-- Task directions --
Here are some records; copy every line that holds the word "Reports".

-- Input material --

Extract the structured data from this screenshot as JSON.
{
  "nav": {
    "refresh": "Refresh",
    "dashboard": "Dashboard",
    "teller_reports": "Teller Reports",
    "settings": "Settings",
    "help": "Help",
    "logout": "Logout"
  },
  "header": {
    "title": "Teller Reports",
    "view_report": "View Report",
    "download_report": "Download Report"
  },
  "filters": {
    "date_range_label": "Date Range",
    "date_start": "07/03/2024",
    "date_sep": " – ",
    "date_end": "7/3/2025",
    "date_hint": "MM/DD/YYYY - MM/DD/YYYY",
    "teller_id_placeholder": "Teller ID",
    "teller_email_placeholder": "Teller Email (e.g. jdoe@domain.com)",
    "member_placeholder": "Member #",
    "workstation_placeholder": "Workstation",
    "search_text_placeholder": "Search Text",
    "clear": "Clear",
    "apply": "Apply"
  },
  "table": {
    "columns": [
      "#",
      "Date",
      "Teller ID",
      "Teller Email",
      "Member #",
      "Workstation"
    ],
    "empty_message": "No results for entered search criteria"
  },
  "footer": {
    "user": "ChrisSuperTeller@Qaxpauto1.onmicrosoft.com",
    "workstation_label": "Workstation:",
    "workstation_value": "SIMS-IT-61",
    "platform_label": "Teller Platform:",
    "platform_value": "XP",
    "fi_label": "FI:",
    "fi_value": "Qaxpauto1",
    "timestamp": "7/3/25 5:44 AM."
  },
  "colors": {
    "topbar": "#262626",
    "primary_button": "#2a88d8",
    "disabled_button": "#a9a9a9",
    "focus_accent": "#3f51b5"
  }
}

-- Written solution --
    "teller_reports": "Teller Reports",
    "title": "Teller Reports",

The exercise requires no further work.